2 Israeli journalists held by U.S. troops
By Haaretz Service and UPI - 30 March
U.S. troops in Iraq detained two Israeli journalists and a Portuguese colleague on suspicion of espionage and beat one of them, relatives said Friday. They were released after 48 hours.
The journalists, Dan Scemama, of Channel One Television and Boaz Bismuth of Yedioth Aharonoth entered Iraq without proper accreditation. Scemama said earlier in the week that he had been denied accreditation because he represented Israeli television. ?
The two teamed up with the Portuguese TV reporter, rented a jeep, and entered Iraq on their own, driving alongside American convoys.
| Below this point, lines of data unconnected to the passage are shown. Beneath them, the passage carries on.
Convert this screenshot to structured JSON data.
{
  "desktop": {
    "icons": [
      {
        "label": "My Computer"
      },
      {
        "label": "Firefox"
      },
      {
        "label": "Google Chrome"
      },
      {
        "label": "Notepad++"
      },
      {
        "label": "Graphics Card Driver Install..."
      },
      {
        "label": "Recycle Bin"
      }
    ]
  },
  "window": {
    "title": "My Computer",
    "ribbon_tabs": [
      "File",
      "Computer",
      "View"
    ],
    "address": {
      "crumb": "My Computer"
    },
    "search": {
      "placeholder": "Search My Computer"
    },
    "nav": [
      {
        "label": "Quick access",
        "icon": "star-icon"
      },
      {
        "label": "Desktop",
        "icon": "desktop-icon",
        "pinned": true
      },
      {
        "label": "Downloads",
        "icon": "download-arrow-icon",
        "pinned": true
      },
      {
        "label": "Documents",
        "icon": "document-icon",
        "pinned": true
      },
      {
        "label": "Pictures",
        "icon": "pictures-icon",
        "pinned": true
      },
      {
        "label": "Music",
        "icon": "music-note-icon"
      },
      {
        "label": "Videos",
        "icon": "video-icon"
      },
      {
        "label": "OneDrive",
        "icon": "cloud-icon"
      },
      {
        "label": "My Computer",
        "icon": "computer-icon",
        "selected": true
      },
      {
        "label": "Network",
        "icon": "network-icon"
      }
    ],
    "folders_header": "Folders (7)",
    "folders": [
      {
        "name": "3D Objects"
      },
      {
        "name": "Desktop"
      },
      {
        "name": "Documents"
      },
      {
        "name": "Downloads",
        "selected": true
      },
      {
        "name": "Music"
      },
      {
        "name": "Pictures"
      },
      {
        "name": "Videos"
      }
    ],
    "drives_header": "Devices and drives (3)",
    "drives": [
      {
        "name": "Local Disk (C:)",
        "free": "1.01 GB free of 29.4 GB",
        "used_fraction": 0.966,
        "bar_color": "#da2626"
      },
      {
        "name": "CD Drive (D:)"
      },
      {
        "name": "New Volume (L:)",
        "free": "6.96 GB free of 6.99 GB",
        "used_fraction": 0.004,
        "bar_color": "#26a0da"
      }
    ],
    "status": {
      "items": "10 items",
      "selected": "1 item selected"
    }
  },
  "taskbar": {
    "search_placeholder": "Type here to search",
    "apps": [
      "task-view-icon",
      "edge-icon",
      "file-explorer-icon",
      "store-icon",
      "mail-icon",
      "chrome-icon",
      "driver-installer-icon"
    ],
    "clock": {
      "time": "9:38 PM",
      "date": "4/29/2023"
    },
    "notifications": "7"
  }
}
They phoned in reports based on conversations with U.S. troops and Iraqis.
Speaking to Channel One news from Kuwait, Dan Scemama said Friday that the Americans treated them as spies and terrorists for the 48 hours of their detention. "We were humiliated for many hours. They did not let us eat and they took all the means of communication we had on us." Scemama's girlfriend, Shlomit Yarkoni, said the journalists were forced to stop Tuesday, beside six tanks, because of sandstorms. "They couldn't see the road... [and] the Americans advised them not to move because they would not be identified in the dust and... [troops had] orders to shoot at almost anything that moves."
Early Wednesday, soldiers woke them up at gunpoint, and accused them of being spies. The reporters were told to pick up their shirts and let down their pants to prove they were not carrying bombs.
Scemama's sister, Dina Harel, told UPI they were told to drop to the sand, face down. They were later kept in a closed jeep for 36 hours.
The Portuguese journalist asked to phone home and was beaten, the two said. His ribs were broken and he is now hospitalized.
Yedioth Aharonoth, concerned about loss of contact with the journalists, had asked the Pentagon to help find them. After 48 hours, a helicopter flew the reporters to an American military base in Kuwait, where they were released and given their phones back. Their rented jeep was impounded, Harel said. But also in Kuwait, "they treated us as suspects," Scemama said. "We were in the hands of soldiers who were only concerned with keeping us from speaking to each other." He added that he had received the impression that the American army had done everything it could to ensure that not one independent journalist was reporting from Iraq.